Copy the data below. Keep every line exactly as it is.

---- Data

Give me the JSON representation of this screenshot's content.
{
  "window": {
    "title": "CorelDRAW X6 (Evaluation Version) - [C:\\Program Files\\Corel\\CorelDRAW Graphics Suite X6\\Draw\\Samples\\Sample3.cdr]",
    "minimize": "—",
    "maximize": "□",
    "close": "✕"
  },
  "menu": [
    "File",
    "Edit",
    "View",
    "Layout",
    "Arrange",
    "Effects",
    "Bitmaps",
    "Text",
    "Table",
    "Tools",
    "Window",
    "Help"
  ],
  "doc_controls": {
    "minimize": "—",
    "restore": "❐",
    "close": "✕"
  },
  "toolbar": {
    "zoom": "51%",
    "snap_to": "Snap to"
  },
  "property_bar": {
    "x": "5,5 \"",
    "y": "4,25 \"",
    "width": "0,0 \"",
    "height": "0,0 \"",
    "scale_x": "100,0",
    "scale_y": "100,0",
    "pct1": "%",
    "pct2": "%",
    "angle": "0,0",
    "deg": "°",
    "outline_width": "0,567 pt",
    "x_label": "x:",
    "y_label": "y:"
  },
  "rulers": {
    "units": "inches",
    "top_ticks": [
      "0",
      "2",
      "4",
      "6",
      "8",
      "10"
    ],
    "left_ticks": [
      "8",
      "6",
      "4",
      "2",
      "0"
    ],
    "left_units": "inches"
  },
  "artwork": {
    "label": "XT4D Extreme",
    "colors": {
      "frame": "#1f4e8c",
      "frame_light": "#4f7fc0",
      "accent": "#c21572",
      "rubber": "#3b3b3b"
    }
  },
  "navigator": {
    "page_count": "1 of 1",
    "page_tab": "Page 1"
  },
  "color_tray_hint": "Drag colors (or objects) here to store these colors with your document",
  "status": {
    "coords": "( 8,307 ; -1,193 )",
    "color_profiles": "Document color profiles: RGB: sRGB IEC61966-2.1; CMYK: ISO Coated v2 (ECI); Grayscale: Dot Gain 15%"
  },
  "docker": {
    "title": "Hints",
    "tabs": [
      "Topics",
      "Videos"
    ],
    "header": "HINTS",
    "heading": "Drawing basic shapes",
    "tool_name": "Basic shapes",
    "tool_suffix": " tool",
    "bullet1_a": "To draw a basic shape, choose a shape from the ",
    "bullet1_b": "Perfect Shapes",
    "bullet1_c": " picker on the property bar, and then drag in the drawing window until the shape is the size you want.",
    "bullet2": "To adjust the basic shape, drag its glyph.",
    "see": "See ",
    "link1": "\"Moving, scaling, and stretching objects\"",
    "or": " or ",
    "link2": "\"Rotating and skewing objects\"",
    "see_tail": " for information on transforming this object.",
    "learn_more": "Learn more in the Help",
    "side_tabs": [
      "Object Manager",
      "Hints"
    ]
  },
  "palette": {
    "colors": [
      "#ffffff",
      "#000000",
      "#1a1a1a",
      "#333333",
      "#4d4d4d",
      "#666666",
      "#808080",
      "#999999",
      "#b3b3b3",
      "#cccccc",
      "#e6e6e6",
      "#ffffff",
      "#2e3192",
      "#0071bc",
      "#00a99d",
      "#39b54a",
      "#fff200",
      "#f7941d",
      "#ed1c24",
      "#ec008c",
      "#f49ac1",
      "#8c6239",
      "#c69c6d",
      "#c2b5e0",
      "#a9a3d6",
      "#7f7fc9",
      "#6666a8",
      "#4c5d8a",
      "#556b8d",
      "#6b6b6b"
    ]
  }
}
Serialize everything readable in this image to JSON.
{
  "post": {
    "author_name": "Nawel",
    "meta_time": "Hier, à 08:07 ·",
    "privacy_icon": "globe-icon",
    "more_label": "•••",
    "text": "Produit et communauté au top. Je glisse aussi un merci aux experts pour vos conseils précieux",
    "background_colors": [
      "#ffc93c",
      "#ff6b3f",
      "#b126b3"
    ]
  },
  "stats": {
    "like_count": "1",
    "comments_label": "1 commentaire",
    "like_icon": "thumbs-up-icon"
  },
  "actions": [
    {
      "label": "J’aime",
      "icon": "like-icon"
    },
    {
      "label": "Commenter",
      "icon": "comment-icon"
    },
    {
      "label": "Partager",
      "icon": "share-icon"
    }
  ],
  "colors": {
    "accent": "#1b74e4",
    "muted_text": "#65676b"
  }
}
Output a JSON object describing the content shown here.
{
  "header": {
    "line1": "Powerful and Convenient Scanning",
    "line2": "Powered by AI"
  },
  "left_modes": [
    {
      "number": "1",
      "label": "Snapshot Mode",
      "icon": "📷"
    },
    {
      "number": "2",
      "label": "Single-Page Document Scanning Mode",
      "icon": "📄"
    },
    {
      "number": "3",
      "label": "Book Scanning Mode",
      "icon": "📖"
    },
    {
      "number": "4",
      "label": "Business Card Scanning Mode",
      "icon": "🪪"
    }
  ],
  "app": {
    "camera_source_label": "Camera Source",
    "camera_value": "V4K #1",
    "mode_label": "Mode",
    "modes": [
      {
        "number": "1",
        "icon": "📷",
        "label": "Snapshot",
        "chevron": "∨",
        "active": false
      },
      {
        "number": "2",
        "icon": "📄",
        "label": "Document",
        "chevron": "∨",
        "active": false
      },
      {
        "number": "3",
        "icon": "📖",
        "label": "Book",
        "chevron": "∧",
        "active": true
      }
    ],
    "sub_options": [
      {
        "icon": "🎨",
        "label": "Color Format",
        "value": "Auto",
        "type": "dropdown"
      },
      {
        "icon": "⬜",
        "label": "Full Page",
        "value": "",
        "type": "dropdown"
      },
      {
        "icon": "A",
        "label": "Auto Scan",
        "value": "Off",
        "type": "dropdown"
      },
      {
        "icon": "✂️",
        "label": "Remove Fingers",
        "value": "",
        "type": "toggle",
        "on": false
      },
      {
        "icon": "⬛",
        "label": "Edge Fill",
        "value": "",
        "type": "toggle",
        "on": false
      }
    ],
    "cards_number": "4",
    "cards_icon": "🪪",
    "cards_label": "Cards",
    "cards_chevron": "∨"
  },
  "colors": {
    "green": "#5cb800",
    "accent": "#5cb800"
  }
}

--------

• _Output for this exercise_:
Give me the JSON representation of this screenshot's content.
{
  "window": {
    "title": "CorelDRAW X6 (Evaluation Version) - [C:\\Program Files\\Corel\\CorelDRAW Graphics Suite X6\\Draw\\Samples\\Sample3.cdr]",
    "minimize": "—",
    "maximize": "□",
    "close": "✕"
  },
  "menu": [
    "File",
    "Edit",
    "View",
    "Layout",
    "Arrange",
    "Effects",
    "Bitmaps",
    "Text",
    "Table",
    "Tools",
    "Window",
    "Help"
  ],
  "doc_controls": {
    "minimize": "—",
    "restore": "❐",
    "close": "✕"
  },
  "toolbar": {
    "zoom": "51%",
    "snap_to": "Snap to"
  },
  "property_bar": {
    "x": "5,5 \"",
    "y": "4,25 \"",
    "width": "0,0 \"",
    "height": "0,0 \"",
    "scale_x": "100,0",
    "scale_y": "100,0",
    "pct1": "%",
    "pct2": "%",
    "angle": "0,0",
    "deg": "°",
    "outline_width": "0,567 pt",
    "x_label": "x:",
    "y_label": "y:"
  },
  "rulers": {
    "units": "inches",
    "top_ticks": [
      "0",
      "2",
      "4",
      "6",
      "8",
      "10"
    ],
    "left_ticks": [
      "8",
      "6",
      "4",
      "2",
      "0"
    ],
    "left_units": "inches"
  },
  "artwork": {
    "label": "XT4D Extreme",
    "colors": {
      "frame": "#1f4e8c",
      "frame_light": "#4f7fc0",
      "accent": "#c21572",
      "rubber": "#3b3b3b"
    }
  },
  "navigator": {
    "page_count": "1 of 1",
    "page_tab": "Page 1"
  },
  "color_tray_hint": "Drag colors (or objects) here to store these colors with your document",
  "status": {
    "coords": "( 8,307 ; -1,193 )",
    "color_profiles": "Document color profiles: RGB: sRGB IEC61966-2.1; CMYK: ISO Coated v2 (ECI); Grayscale: Dot Gain 15%"
  },
  "docker": {
    "title": "Hints",
    "tabs": [
      "Topics",
      "Videos"
    ],
    "header": "HINTS",
    "heading": "Drawing basic shapes",
    "tool_name": "Basic shapes",
    "tool_suffix": " tool",
    "bullet1_a": "To draw a basic shape, choose a shape from the ",
    "bullet1_b": "Perfect Shapes",
    "bullet1_c": " picker on the property bar, and then drag in the drawing window until the shape is the size you want.",
    "bullet2": "To adjust the basic shape, drag its glyph.",
    "see": "See ",
    "link1": "\"Moving, scaling, and stretching objects\"",
    "or": " or ",
    "link2": "\"Rotating and skewing objects\"",
    "see_tail": " for information on transforming this object.",
    "learn_more": "Learn more in the Help",
    "side_tabs": [
      "Object Manager",
      "Hints"
    ]
  },
  "palette": {
    "colors": [
      "#ffffff",
      "#000000",
      "#1a1a1a",
      "#333333",
      "#4d4d4d",
      "#666666",
      "#808080",
      "#999999",
      "#b3b3b3",
      "#cccccc",
      "#e6e6e6",
      "#ffffff",
      "#2e3192",
      "#0071bc",
      "#00a99d",
      "#39b54a",
      "#fff200",
      "#f7941d",
      "#ed1c24",
      "#ec008c",
      "#f49ac1",
      "#8c6239",
      "#c69c6d",
      "#c2b5e0",
      "#a9a3d6",
      "#7f7fc9",
      "#6666a8",
      "#4c5d8a",
      "#556b8d",
      "#6b6b6b"
    ]
  }
}
Serialize everything readable in this image to JSON.
{
  "post": {
    "author_name": "Nawel",
    "meta_time": "Hier, à 08:07 ·",
    "privacy_icon": "globe-icon",
    "more_label": "•••",
    "text": "Produit et communauté au top. Je glisse aussi un merci aux experts pour vos conseils précieux",
    "background_colors": [
      "#ffc93c",
      "#ff6b3f",
      "#b126b3"
    ]
  },
  "stats": {
    "like_count": "1",
    "comments_label": "1 commentaire",
    "like_icon": "thumbs-up-icon"
  },
  "actions": [
    {
      "label": "J’aime",
      "icon": "like-icon"
    },
    {
      "label": "Commenter",
      "icon": "comment-icon"
    },
    {
      "label": "Partager",
      "icon": "share-icon"
    }
  ],
  "colors": {
    "accent": "#1b74e4",
    "muted_text": "#65676b"
  }
}
Output a JSON object describing the content shown here.
{
  "header": {
    "line1": "Powerful and Convenient Scanning",
    "line2": "Powered by AI"
  },
  "left_modes": [
    {
      "number": "1",
      "label": "Snapshot Mode",
      "icon": "📷"
    },
    {
      "number": "2",
      "label": "Single-Page Document Scanning Mode",
      "icon": "📄"
    },
    {
      "number": "3",
      "label": "Book Scanning Mode",
      "icon": "📖"
    },
    {
      "number": "4",
      "label": "Business Card Scanning Mode",
      "icon": "🪪"
    }
  ],
  "app": {
    "camera_source_label": "Camera Source",
    "camera_value": "V4K #1",
    "mode_label": "Mode",
    "modes": [
      {
        "number": "1",
        "icon": "📷",
        "label": "Snapshot",
        "chevron": "∨",
        "active": false
      },
      {
        "number": "2",
        "icon": "📄",
        "label": "Document",
        "chevron": "∨",
        "active": false
      },
      {
        "number": "3",
        "icon": "📖",
        "label": "Book",
        "chevron": "∧",
        "active": true
      }
    ],
    "sub_options": [
      {
        "icon": "🎨",
        "label": "Color Format",
        "value": "Auto",
        "type": "dropdown"
      },
      {
        "icon": "⬜",
        "label": "Full Page",
        "value": "",
        "type": "dropdown"
      },
      {
        "icon": "A",
        "label": "Auto Scan",
        "value": "Off",
        "type": "dropdown"
      },
      {
        "icon": "✂️",
        "label": "Remove Fingers",
        "value": "",
        "type": "toggle",
        "on": false
      },
      {
        "icon": "⬛",
        "label": "Edge Fill",
        "value": "",
        "type": "toggle",
        "on": false
      }
    ],
    "cards_number": "4",
    "cards_icon": "🪪",
    "cards_label": "Cards",
    "cards_chevron": "∨"
  },
  "colors": {
    "green": "#5cb800",
    "accent": "#5cb800"
  }
}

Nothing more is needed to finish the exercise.